Just maybe Jairus gained a little perspective that day...

Even so, the rest of the crowd at his house still doesn’t believe—they laugh or jeer at Jesus when he insists that the girl is not dead ... and so Jesus throws them all out of the house, and in front of the believers--a few disciples and Jairus and his wife—takes the young girl by the hand, and invites her to live. And here is one more similarity between these healings—by touching a dead body, Jesus again contaminates himself. But in both cases, it is by his touch that one who was unclean is made clean—the hemorrhaging immediately stops; death becomes life.

What did Mark want his readers to learn from this story?

  1. First, That every son and daughter is a son or daughter of God, deserving of healing, and attention, and empathy in exactly the same manner as everyone else. 
  2. Second, That the compassion and healing power of Christ is not a limited commodity—it is not a pie, which only has so much to go around so that if that person gets more, then I get less … but it is a deep well, which never runs dry. We who are in Christ do not have to choose--must not choose between compassion for the poor outcast, and preserving the life of the privileged. We may at times be called upon to share some of our excess, but in this story, even that demand is not made of Jairus’ family. In Christ rich and poor, clean and unclean, young and old, outsider and insider are all one; it helps no one to care for those who we think deserve it, and neglect the needs of those whose lives make us uncomfortable. It helps everyone to create a society in which no one is allowed to fall through the cracks. For when we create that society, even the guardians of purity are transformed; Jairus’ attention is turned away from purity control and toward the universal restoration of life.
  3. And Third, in order make this transformation, we must ignore much of the dominate messaging of culture. Our translation of Jesus words says that Jesus overheard the servants, but a more accurate translation is that Jesus ignored the servants’ message that the girl had died. In order to promote the truth, we must refuse to lend legitimacy to lies--That woman is not unclean. The little girl is not dead. Both are alive—both belong to God, and to one another.

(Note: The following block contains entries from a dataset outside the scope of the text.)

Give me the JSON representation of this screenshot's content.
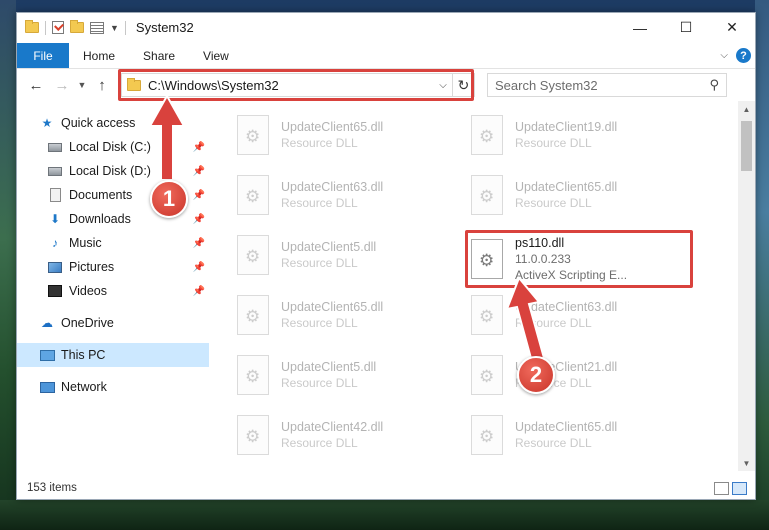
{
  "window": {
    "title": "System32",
    "controls": {
      "minimize": "—",
      "maximize": "☐",
      "close": "✕"
    }
  },
  "ribbon": {
    "file": "File",
    "tabs": [
      "Home",
      "Share",
      "View"
    ]
  },
  "navigation": {
    "address": "C:\\Windows\\System32",
    "search_placeholder": "Search System32"
  },
  "sidebar": {
    "quick_access": "Quick access",
    "pinned": [
      {
        "label": "Local Disk (C:)",
        "icon": "drive-icon"
      },
      {
        "label": "Local Disk (D:)",
        "icon": "drive-icon"
      },
      {
        "label": "Documents",
        "icon": "documents-icon"
      },
      {
        "label": "Downloads",
        "icon": "downloads-icon"
      },
      {
        "label": "Music",
        "icon": "music-icon"
      },
      {
        "label": "Pictures",
        "icon": "pictures-icon"
      },
      {
        "label": "Videos",
        "icon": "videos-icon"
      }
    ],
    "onedrive": "OneDrive",
    "this_pc": "This PC",
    "network": "Network"
  },
  "files": [
    {
      "name": "UpdateClient65.dll",
      "desc": "Resource DLL"
    },
    {
      "name": "UpdateClient19.dll",
      "desc": "Resource DLL"
    },
    {
      "name": "UpdateClient63.dll",
      "desc": "Resource DLL"
    },
    {
      "name": "UpdateClient65.dll",
      "desc": "Resource DLL"
    },
    {
      "name": "UpdateClient5.dll",
      "desc": "Resource DLL"
    },
    {
      "name": "ps110.dll",
      "desc": "11.0.0.233",
      "desc2": "ActiveX Scripting E..."
    },
    {
      "name": "UpdateClient65.dll",
      "desc": "Resource DLL"
    },
    {
      "name": "UpdateClient63.dll",
      "desc": "Resource DLL"
    },
    {
      "name": "UpdateClient5.dll",
      "desc": "Resource DLL"
    },
    {
      "name": "UpdateClient21.dll",
      "desc": "Resource DLL"
    },
    {
      "name": "UpdateClient42.dll",
      "desc": "Resource DLL"
    },
    {
      "name": "UpdateClient65.dll",
      "desc": "Resource DLL"
    }
  ],
  "status": {
    "items": "153 items"
  },
  "annotations": {
    "step1": "1",
    "step2": "2",
    "color": "#d9423d"
  }
}
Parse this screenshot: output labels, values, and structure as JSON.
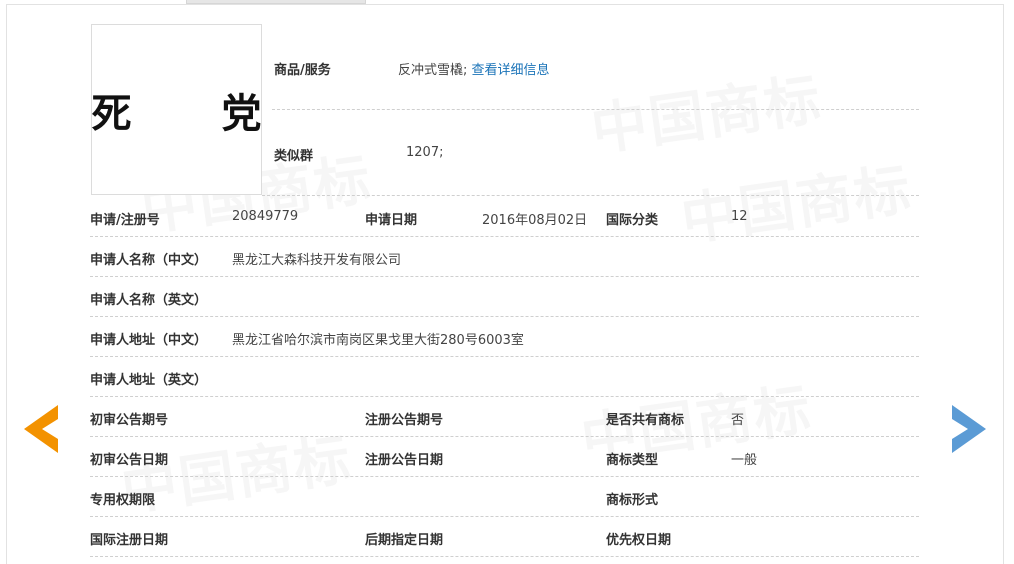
{
  "watermark_text": "中国商标",
  "trademark": {
    "name": "死 党"
  },
  "top": {
    "goods_label": "商品/服务",
    "goods_value": "反冲式雪橇;",
    "goods_link": "查看详细信息",
    "similar_label": "类似群",
    "similar_value": "1207;"
  },
  "rows": [
    {
      "c1_label": "申请/注册号",
      "c1_value": "20849779",
      "c2_label": "申请日期",
      "c2_value": "2016年08月02日",
      "c3_label": "国际分类",
      "c3_value": "12"
    },
    {
      "c1_label": "申请人名称（中文）",
      "c1_value": "黑龙江大森科技开发有限公司"
    },
    {
      "c1_label": "申请人名称（英文）",
      "c1_value": ""
    },
    {
      "c1_label": "申请人地址（中文）",
      "c1_value": "黑龙江省哈尔滨市南岗区果戈里大街280号6003室"
    },
    {
      "c1_label": "申请人地址（英文）",
      "c1_value": ""
    },
    {
      "c1_label": "初审公告期号",
      "c1_value": "",
      "c2_label": "注册公告期号",
      "c2_value": "",
      "c3_label": "是否共有商标",
      "c3_value": "否"
    },
    {
      "c1_label": "初审公告日期",
      "c1_value": "",
      "c2_label": "注册公告日期",
      "c2_value": "",
      "c3_label": "商标类型",
      "c3_value": "一般"
    },
    {
      "c1_label": "专用权期限",
      "c1_value": "",
      "c3_label": "商标形式",
      "c3_value": ""
    },
    {
      "c1_label": "国际注册日期",
      "c1_value": "",
      "c2_label": "后期指定日期",
      "c2_value": "",
      "c3_label": "优先权日期",
      "c3_value": ""
    }
  ],
  "nav": {
    "prev_color": "#f39200",
    "next_color": "#5b9bd5"
  }
}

So if every daughter and son is a daughter or son of God, then to turn a child away at the border, or to separate him or her from their parent, is to become an offense to God. No appeal to the rule of law can undo this fact of faith in the Christ who refuses to let his concern for the in-group prevent him from showing equal concern for the outsider. Whether our insiders and outsiders are citizens and immigrants, or english speakers and non-english speakers, or Christians and Muslims, or Democrats and Republicans, Christ has come to heal every last one of us, and so we must be concerned to facilitate that healing within society, above and beyond any and every group loyalty, and confident that the compassionate healing ministry of Jesus is a well, not a pie. 

And lastly, we need to develop an eye for a lie. 

Just as Jesus exposed the lie that the woman was unclean, the little girl was dead, so too must we expose the lies that would keep us from caring for one another:
It is a lie that immigration correlates to increased crime rates. 

It is a lie when we refer to a person “illegal”—actions can be illegal; people can not.

It is a lie to say that the law ties our hands on separating families at the border. 

And most importantly, it is a lie to suggest that somehow we have a greater responsibility to certain categories of people and a lesser responsibility--or no responsibility--to others. When we hear this kind of talk from people, Jesus has given us permission to follow his lead and ignore it. Do not be distracted by the claim that its either us or them. 

For the table Christ sets--the table at which we have a place--knows neither in-group nor out-group; neither party nor nation; neither clean nor unclean. It knows only that the world builds walls and fences and cages to keep people apart, but that kingdom of God is not a wall or a fence or a cage … it is bread and wine—body and blood—broken and poured out that all may live together in the abundant peace and justice, and wholeness of God. May it be so in each of us and in the church of Jesus Christ forevermore. Amen.